= What you will do =
In the entries below, count each line where "this" appears. Give the total and nothing more.
• • •
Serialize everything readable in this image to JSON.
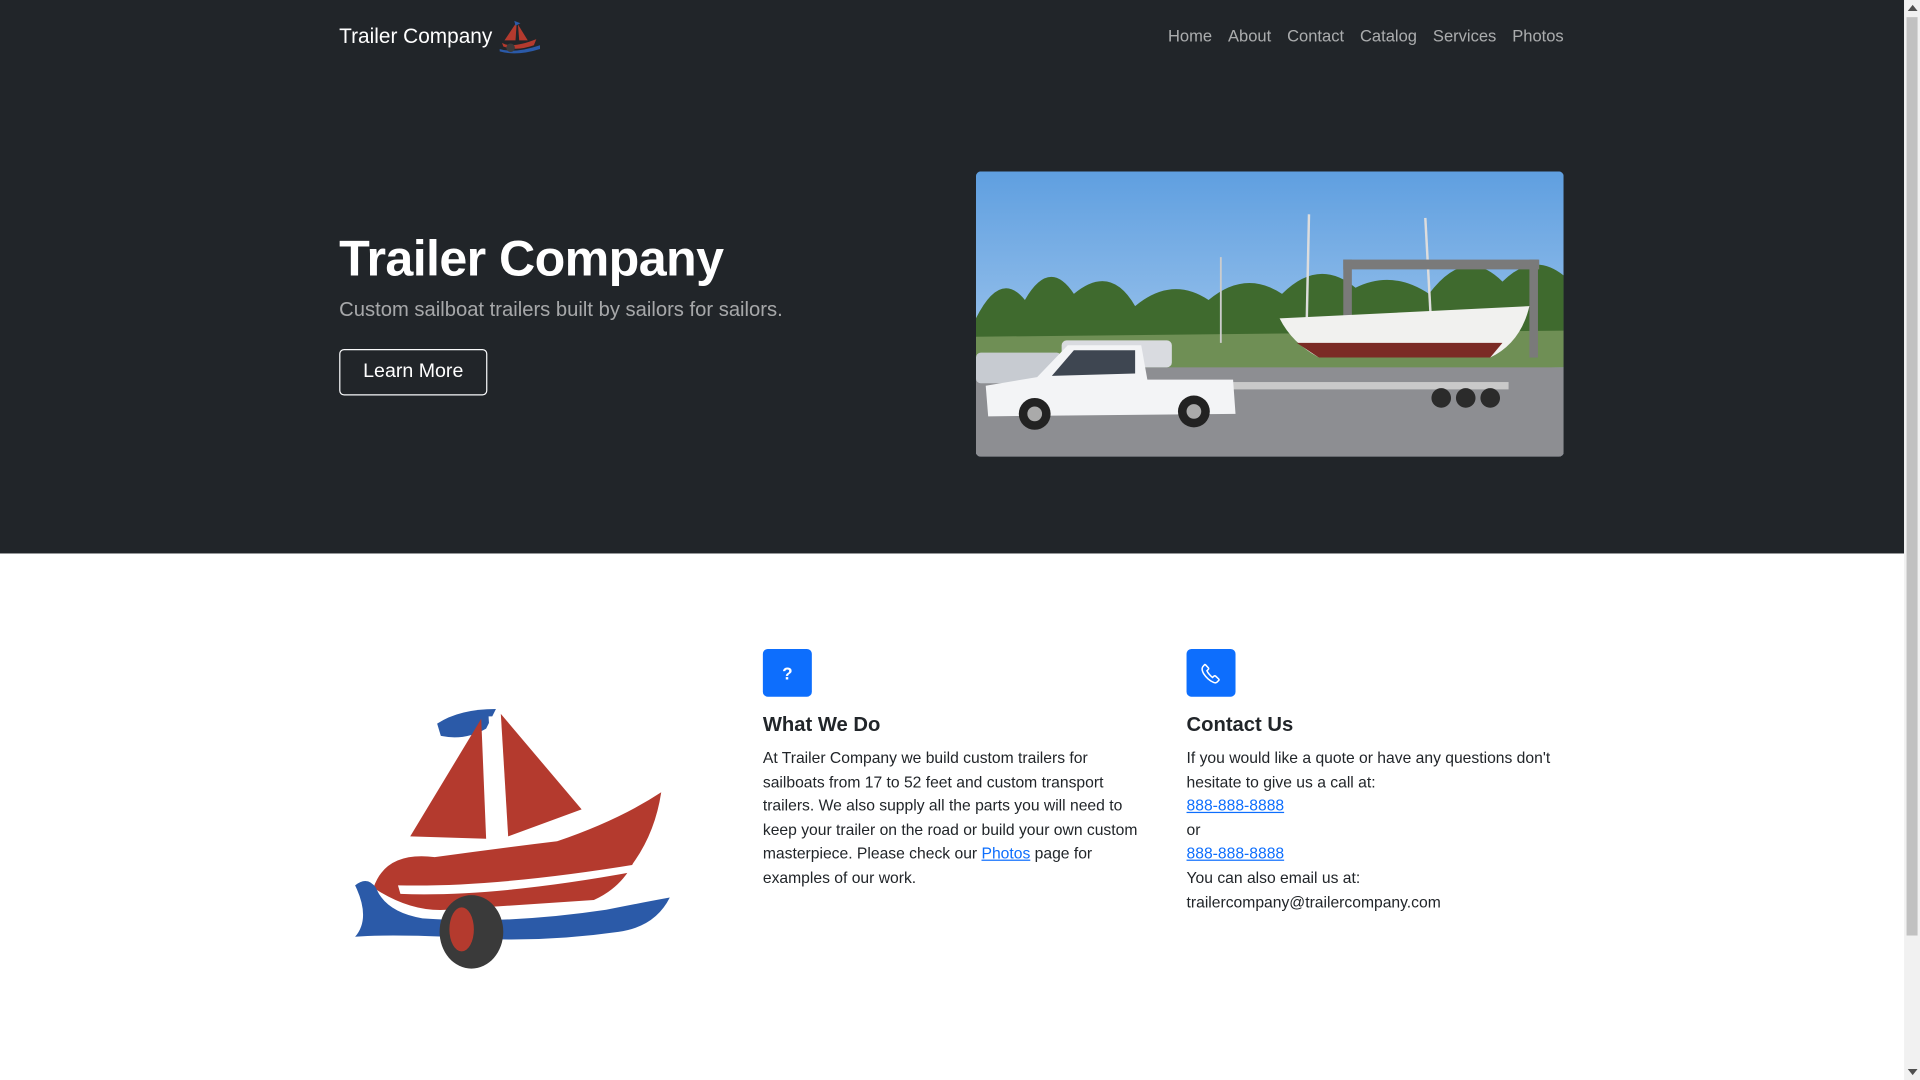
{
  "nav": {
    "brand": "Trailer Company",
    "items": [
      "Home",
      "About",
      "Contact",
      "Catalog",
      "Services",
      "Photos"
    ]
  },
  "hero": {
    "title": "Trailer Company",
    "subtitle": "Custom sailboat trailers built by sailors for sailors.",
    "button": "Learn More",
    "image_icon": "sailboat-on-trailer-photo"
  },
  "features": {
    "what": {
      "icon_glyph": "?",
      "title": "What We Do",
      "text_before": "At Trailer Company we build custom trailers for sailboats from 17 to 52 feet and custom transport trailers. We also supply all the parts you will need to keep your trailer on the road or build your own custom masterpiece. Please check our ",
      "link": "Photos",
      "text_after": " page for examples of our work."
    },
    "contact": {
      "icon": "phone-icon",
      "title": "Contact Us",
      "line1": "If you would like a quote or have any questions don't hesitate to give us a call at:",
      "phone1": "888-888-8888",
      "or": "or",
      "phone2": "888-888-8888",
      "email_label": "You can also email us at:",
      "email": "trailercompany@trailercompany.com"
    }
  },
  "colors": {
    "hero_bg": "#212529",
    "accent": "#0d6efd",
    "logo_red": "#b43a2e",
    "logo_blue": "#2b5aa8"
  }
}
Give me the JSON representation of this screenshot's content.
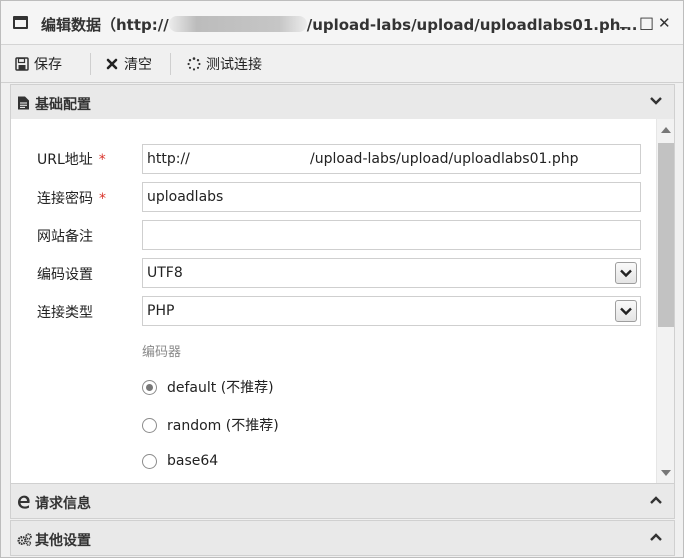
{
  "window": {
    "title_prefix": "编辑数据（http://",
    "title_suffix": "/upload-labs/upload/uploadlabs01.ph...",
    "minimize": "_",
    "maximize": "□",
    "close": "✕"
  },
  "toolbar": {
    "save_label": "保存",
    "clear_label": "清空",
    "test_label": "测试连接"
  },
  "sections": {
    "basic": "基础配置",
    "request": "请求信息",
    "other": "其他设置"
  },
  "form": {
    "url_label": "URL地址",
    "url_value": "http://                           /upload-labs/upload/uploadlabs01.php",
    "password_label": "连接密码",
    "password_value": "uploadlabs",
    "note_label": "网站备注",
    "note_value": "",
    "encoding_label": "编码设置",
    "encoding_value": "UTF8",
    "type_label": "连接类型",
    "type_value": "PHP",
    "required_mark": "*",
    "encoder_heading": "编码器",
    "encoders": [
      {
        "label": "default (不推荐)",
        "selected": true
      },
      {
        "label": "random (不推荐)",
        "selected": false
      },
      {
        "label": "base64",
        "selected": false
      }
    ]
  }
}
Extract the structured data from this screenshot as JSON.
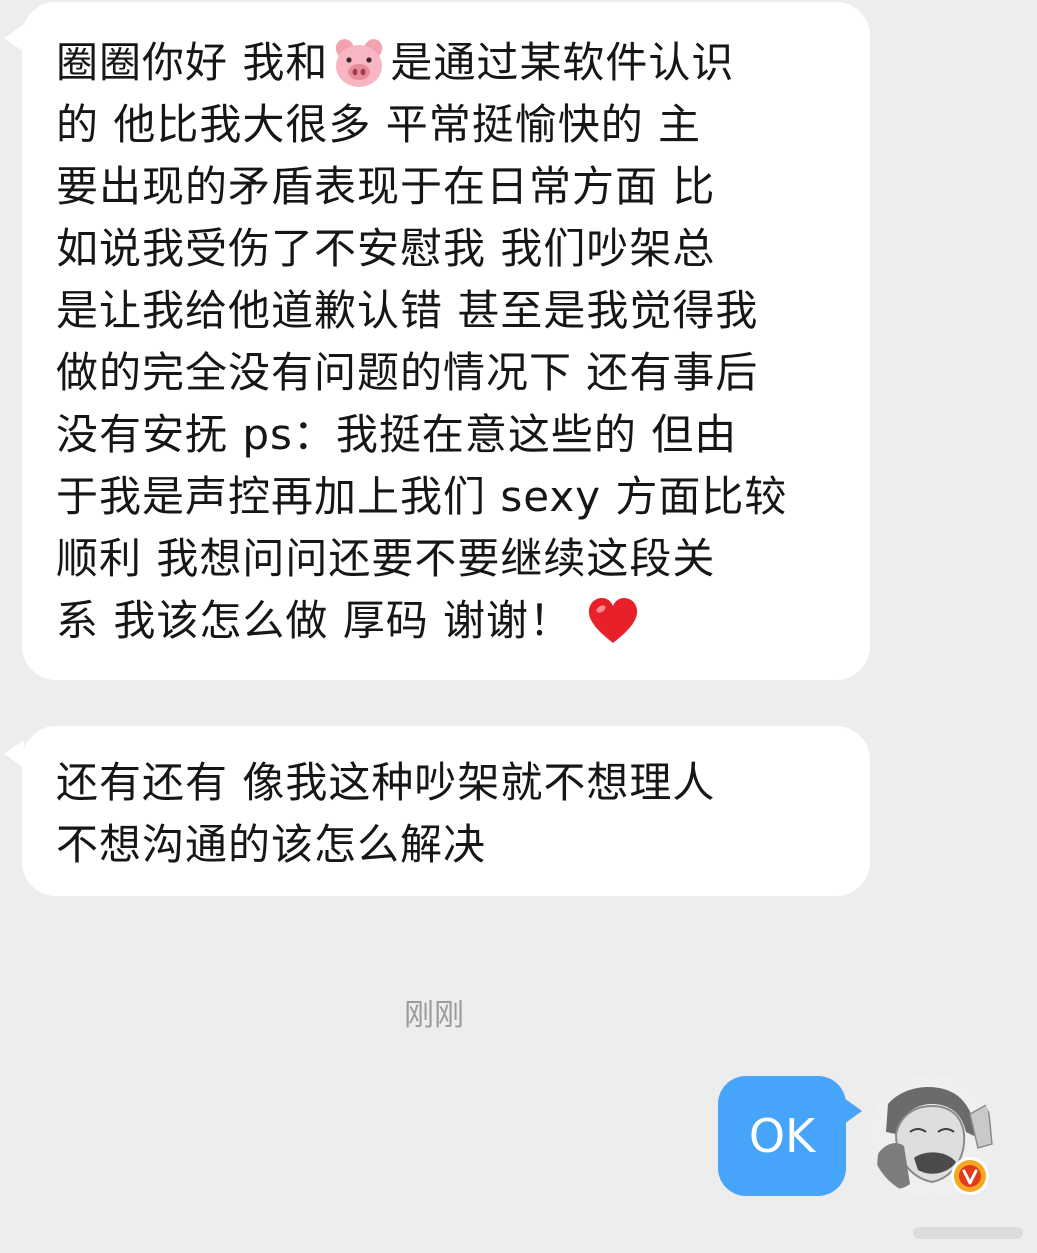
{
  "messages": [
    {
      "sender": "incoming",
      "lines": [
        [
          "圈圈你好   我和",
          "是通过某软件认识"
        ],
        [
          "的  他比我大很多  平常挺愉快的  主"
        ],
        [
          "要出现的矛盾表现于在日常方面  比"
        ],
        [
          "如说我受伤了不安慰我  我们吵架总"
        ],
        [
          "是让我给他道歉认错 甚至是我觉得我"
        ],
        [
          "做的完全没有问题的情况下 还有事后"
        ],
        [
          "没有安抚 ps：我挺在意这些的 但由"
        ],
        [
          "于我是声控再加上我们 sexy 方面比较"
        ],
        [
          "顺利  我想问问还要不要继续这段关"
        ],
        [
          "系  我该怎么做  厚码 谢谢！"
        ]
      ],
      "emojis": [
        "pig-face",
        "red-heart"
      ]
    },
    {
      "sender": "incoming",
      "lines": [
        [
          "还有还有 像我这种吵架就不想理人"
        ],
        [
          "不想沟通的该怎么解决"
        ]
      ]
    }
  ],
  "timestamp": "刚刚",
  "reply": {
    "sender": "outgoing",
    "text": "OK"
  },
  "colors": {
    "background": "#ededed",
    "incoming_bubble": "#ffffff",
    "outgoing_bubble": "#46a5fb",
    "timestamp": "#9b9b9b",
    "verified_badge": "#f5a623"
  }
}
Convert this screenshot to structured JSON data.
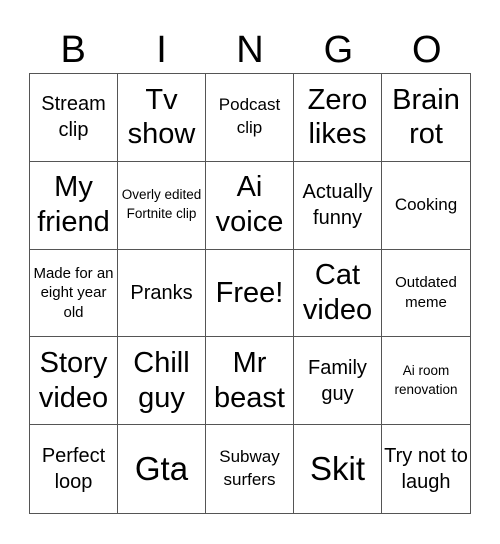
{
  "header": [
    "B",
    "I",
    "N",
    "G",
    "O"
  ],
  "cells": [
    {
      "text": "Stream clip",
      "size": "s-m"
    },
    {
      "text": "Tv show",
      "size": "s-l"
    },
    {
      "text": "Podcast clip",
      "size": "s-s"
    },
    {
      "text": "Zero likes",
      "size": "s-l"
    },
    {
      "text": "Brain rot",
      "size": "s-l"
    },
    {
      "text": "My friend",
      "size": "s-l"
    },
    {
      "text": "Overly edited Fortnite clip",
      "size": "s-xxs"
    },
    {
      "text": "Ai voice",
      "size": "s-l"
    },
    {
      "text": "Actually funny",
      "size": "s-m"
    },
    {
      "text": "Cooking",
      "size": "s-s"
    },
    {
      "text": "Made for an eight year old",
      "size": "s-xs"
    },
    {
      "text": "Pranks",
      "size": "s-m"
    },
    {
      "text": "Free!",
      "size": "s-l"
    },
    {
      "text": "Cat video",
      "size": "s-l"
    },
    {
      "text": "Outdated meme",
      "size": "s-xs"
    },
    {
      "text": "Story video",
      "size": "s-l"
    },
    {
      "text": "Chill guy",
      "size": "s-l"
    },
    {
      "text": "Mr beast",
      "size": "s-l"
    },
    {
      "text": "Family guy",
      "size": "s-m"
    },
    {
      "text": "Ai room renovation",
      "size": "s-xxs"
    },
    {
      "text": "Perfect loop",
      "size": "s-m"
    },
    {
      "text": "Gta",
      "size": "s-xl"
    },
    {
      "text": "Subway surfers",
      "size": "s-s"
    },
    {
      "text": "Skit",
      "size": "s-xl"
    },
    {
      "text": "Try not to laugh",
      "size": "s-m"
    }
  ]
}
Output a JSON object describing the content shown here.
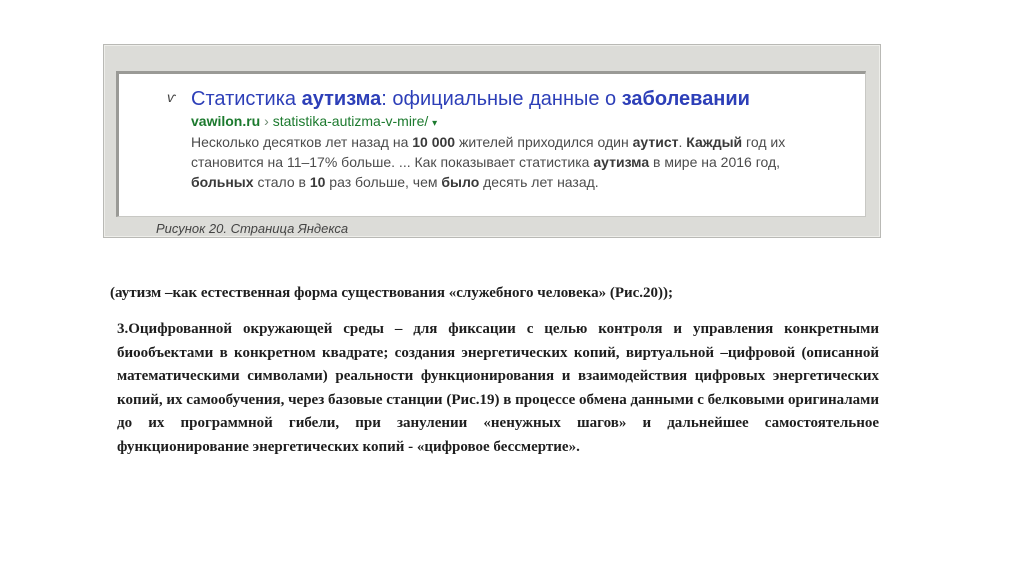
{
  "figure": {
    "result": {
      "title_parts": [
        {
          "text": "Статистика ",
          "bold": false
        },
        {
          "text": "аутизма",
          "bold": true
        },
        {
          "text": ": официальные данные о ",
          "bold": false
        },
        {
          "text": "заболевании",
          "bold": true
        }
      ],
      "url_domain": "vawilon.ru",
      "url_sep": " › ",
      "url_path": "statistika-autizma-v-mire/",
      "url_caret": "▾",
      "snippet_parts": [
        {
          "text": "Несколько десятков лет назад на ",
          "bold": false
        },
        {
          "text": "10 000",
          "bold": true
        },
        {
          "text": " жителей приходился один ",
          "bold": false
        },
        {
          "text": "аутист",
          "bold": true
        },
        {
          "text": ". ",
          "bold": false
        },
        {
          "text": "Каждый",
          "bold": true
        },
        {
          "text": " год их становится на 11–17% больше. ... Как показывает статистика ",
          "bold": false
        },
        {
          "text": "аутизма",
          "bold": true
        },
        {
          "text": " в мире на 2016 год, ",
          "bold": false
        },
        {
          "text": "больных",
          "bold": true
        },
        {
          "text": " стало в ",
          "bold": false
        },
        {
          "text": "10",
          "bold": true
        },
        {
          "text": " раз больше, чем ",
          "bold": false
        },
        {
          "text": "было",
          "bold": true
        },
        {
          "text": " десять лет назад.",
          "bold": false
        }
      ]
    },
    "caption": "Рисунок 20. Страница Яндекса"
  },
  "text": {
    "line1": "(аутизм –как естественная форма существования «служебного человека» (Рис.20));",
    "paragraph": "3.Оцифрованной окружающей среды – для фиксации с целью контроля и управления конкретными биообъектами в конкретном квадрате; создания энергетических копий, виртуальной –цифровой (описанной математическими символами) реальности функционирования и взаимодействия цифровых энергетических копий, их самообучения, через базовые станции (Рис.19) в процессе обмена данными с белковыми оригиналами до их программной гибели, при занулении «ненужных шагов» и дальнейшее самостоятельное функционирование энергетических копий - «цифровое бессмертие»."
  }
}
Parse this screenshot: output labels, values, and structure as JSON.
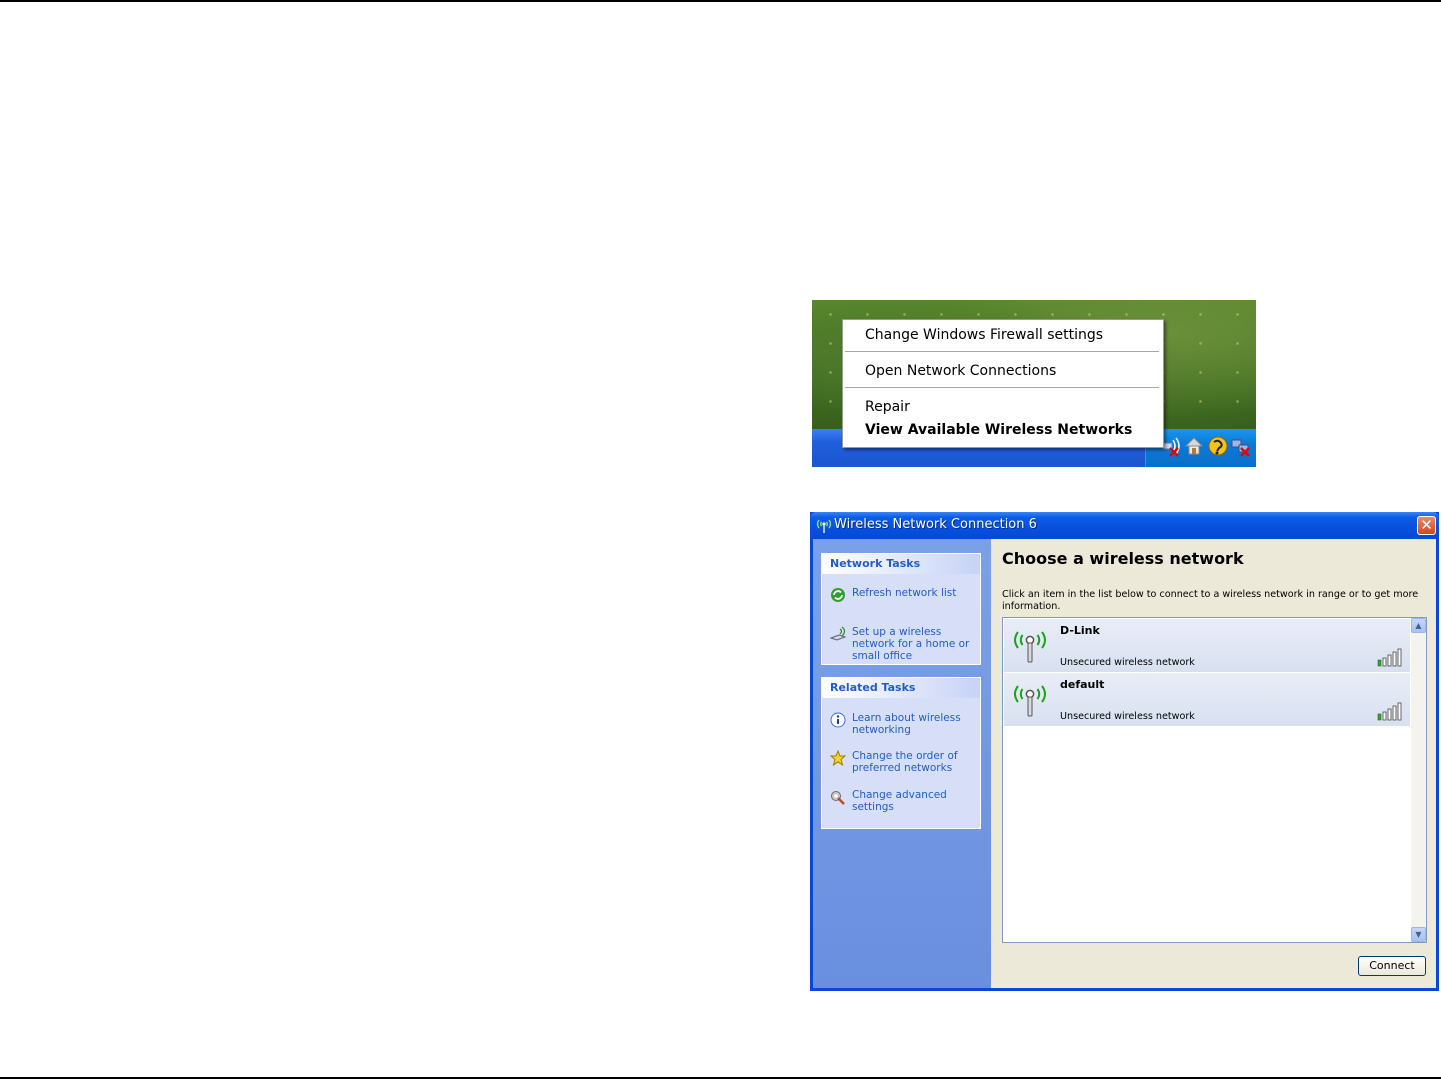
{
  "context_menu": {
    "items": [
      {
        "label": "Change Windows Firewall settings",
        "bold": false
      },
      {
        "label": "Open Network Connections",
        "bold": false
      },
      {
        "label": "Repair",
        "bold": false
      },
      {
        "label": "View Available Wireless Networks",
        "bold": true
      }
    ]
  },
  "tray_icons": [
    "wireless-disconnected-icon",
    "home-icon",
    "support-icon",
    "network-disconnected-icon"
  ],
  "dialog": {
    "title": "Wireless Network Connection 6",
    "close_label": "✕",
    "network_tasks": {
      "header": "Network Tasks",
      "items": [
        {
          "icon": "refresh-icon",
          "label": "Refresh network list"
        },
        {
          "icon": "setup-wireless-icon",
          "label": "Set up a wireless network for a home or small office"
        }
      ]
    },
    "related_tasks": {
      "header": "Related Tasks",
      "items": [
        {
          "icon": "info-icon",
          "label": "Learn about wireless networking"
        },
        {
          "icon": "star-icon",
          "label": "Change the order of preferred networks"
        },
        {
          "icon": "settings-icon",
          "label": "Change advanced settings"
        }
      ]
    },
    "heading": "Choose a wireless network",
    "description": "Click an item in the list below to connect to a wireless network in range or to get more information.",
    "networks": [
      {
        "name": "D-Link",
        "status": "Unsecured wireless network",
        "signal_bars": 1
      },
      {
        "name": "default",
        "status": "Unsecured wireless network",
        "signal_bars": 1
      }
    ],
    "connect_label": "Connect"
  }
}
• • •
= Written reply =
5